A little more than two years ago, Melissa Centifonti was looking to purchase a house.
The newly minted realtor made a decent living but still worried about expenses and climbing the final hills before home ownership. She wanted a nice home in affordable Levittown that also wasn’t far from her family in Fairless Hills.
While talking to a mortgage specialist, she was refereed to the Bucks County First Time Homebuyer Program, which offers no-interest deferred loans of up to $10,000 for closing costs and/or down payment assistance for eligible home buyers.
Shortly after, she purchased a home for her and her son. The Bucks County First Time Homebuyer Program loan gave her some wiggle room for an emergency fund as she made the big investment.
On Tuesday at the Bucks County Administration Building in Doylestown Borough, Centifonti was with area officials as they announced a $1.6 million expansion of the program that has already helped 720 households since 1994. The funds will be invested in the program over a five-year period.
The program, which is supported by the Bucks County Department of Housing Services and the Bucks County Housing Authority, has been funded through the Bucks County Housing Trust Fund, which draws from a portion of county real estate fees. Since 1994, the program has made an investment of about $4.5 million.
Jeffrey Fields, director of the Bucks County Department of Housing Services, said the program has money returned when residents refinance or sell their home and have to pay the no-interest loan back.
The maximum loan is $10,000, but the average amount doled out is $6,000, Fields said.

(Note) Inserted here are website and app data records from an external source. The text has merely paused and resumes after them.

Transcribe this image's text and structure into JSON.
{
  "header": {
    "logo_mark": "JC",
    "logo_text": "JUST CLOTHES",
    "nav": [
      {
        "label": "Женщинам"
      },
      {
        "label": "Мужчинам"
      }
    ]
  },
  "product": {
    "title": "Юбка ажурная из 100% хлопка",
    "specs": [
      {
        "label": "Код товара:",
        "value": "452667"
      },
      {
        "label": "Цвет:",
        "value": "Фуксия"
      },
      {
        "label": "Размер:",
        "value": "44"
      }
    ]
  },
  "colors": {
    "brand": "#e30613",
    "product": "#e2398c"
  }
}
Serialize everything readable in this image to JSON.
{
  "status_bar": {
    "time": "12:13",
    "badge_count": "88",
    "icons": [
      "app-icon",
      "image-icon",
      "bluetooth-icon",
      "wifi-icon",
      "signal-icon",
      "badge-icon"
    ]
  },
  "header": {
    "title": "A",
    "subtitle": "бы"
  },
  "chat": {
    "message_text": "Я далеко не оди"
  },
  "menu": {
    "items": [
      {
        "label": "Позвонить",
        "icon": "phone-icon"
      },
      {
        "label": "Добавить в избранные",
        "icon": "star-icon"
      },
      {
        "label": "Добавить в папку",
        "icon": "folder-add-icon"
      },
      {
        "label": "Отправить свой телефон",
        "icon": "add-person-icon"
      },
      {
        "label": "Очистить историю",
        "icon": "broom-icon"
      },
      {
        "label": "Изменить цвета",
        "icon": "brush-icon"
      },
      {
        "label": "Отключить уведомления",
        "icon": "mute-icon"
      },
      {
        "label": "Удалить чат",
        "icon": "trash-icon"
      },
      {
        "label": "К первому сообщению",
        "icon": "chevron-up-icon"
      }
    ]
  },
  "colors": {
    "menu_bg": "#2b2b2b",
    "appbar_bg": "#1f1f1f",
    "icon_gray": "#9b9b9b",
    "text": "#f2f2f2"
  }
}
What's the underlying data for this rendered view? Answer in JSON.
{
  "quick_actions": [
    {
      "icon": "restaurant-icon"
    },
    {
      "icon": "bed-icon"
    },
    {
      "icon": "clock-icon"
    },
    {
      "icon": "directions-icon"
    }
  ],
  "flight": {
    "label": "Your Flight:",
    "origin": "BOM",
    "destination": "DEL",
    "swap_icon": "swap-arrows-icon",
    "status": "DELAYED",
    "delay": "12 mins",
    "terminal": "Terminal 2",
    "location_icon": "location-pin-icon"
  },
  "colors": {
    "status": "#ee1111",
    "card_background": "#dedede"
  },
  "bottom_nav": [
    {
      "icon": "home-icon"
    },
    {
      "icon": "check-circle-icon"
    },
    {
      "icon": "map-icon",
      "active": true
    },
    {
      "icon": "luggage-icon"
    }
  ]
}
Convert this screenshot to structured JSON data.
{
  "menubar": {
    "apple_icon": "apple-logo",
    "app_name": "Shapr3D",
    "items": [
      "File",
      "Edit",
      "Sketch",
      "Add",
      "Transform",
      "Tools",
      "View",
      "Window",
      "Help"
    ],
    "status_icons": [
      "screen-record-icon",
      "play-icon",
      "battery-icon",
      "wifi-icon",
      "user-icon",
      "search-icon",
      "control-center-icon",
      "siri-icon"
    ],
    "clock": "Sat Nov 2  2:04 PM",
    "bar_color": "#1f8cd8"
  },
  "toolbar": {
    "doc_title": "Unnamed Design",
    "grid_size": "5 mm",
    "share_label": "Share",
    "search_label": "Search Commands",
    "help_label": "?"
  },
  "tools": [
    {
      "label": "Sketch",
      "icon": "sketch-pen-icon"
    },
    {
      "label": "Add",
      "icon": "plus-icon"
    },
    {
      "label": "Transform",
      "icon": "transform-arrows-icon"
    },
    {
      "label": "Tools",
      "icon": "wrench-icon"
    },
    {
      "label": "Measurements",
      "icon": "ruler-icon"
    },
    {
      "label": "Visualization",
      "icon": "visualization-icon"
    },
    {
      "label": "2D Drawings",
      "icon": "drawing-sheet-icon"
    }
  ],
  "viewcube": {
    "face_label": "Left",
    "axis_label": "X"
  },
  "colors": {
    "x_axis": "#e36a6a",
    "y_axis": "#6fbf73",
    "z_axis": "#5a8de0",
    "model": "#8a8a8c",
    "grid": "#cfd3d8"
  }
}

The new influx on funds comes from the Bucks County Housing Authority, which operates affordable housing properties across the county and also serves as the local administrator of the federal Section 8 program. Bucks County Commissioners Chairperson Robert Loughery said the Housing Authority has seen stable revenues and directed the funds to related programs and growing their savings.
The Bucks County First Time Homebuyer Program is open to households earning less than 80 percent of county median household income. The program requires counseling on the home ownership process, budgeting, and mortgage terms. The program is open to Bucks County residents, people who work in Bucks County and want to live here, and those in the military.
Sherry Pace, who works with applicants through the Bucks County Housing Group, said anyone interested has to take part in an online webinar first to make sure they are qualified.
For Centifonti, that webinar helped her realize she was eligible for the program.
“I kept looking and I checked every box,” she said. “This is a program for the middle class and I think it’s a wonderful asset for the community. “
Centifonti, who lives in Middletown’s Levittown section, realized during Tuesday’s event that she lives in the same neighborhood as Bucks County Commissioner Diane Ellis-Marseglia.
Ellis-Marseglia heralded the program and pointed to the importance of affordable housing.
The program is part of economic development that aims to keep the workforce in the county, Loughery said.